Opened to the public in 2021, the Eastern Glades, a 100-acre section of the park, combine sustainable parking design, stormwater mitigation, wetland conservation, and forest restoration with new amenities for park users. A newly constructed five-and-a-half-acre lake captures and treats stormwater and in the process offsets millions of gallons of potable water to address the irrigation needs for large areas of the park. Architectural interventions of gates, piers, pavilions, and terraces offer clues that acknowledge the military history of the site, and extensive trails engage visitors in the diverse restored ecosystems and cultural landscapes. These new amenities demonstrate the successful integration of sustainable initiatives without renouncing the consideration of the human experience in large-scale infrastructure.
Perhaps the most ambitious project from the comprehensive plan for Memorial Park is the highly complex 100-acre Land Bridge and Prairie Project, which will open to the public in December. This infrastructure project builds on the precedents of Dallas’s Klyde Warren Park and the Presidio Tunnel Tops to deliver a multilayered landscape of green infrastructure, stormwater management, and human and wildlife connectivity. Four tunnels made of high-performance concrete shells accommodate traffic while supporting two earthen plateaus, rising to about 35 feet above grade, that offer sweeping views of the Houston downtown and uptown skylines. On the Western Mound, interventions at ground level reveal information about the surrounding native ecosystems as they carry visitors to these vantage points, and at the top, nearly 1,000 linear feet of benches foster impromptu public performance and interaction, while designed elements reveal solar alignments during the equinoxes and solstices.
Ecologically, the project establishes nine acres of native savanna and 45 acres of Gulf Coast prairie that filter stormwater before slowly releasing it into Buffalo Bayou. Under the direction of the Memorial Park Conservancy, native seeds from local prairie fragments were collected and cultivated over the past four years to be used in the project, making this an extraordinary precedent of urban prairie restoration. Throughout this infrastructure project, the human experience is enriched through carefully presented details about the history and ecology of the site, through newfound vistas across the land, and through meaningful immersive experiences in native Texan ecologies.

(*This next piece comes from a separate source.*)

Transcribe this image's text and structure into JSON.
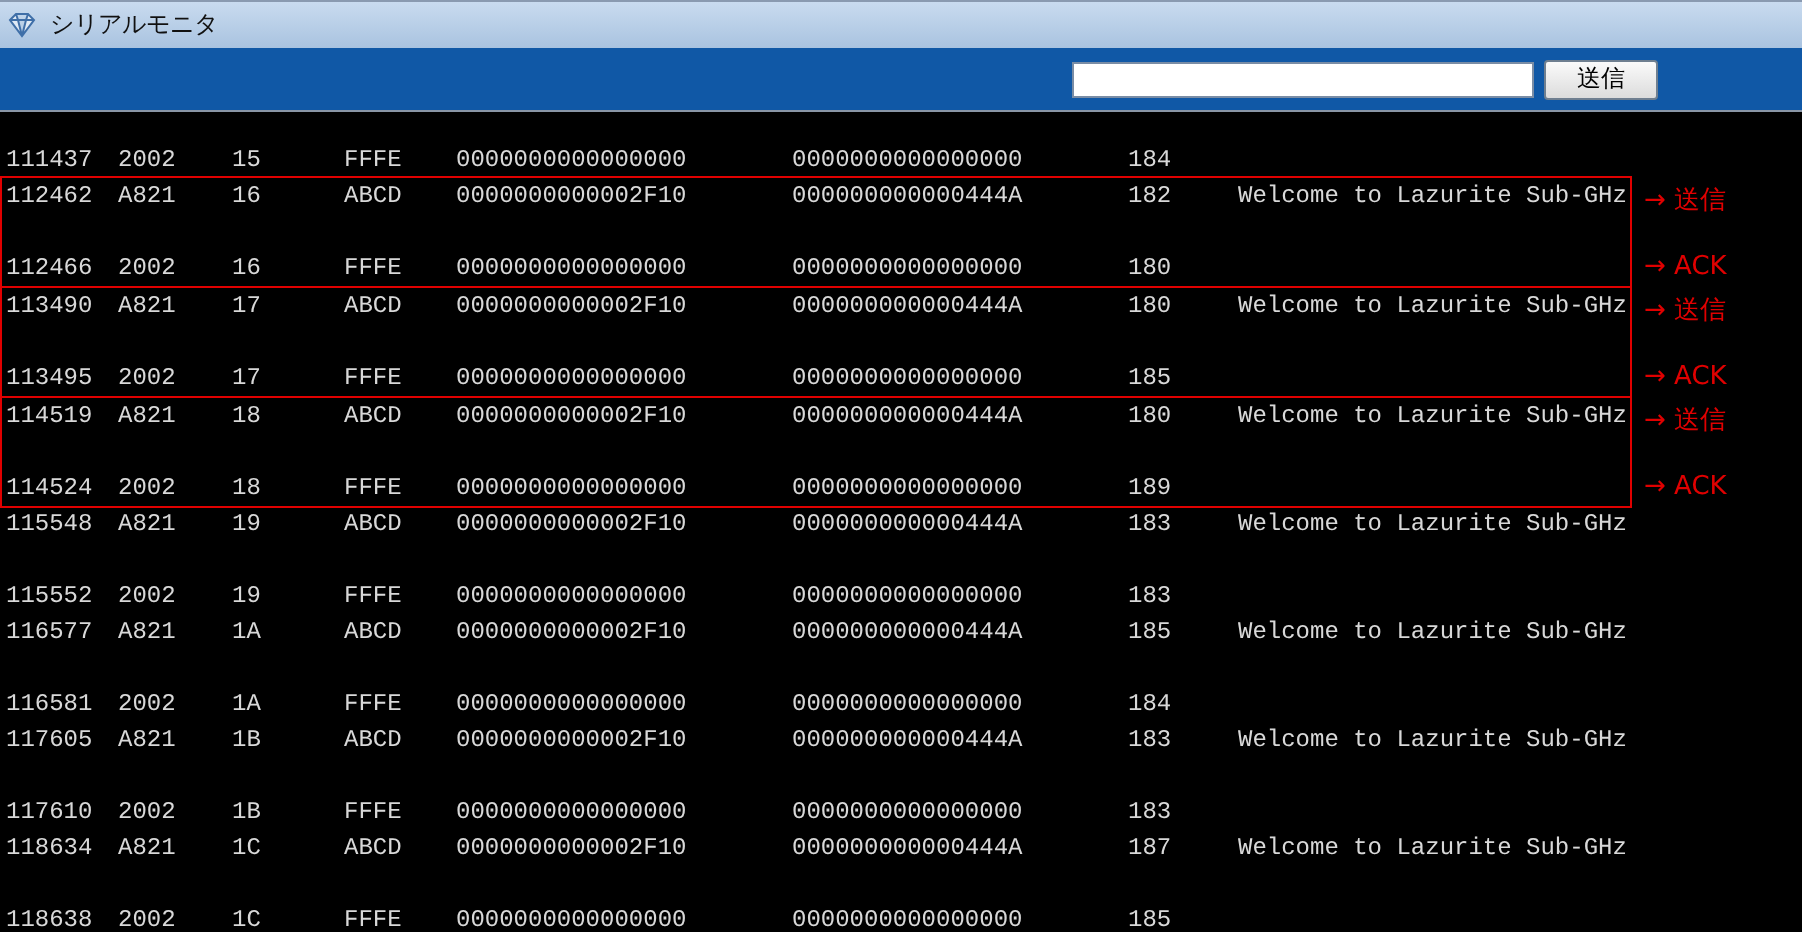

The potential for this level of positive impact on biodiversity and the human experience lies latent in every major infrastructure engineering project of the day. It is paramount that the landscape and architecture design communities lead the way in rethinking our urban systems. The tools of design are powerful. If they are wisely applied, we can put the “public” back into “public works.”
Thomas Woltz is principal of Nelson Byrd Woltz Landscape Architects.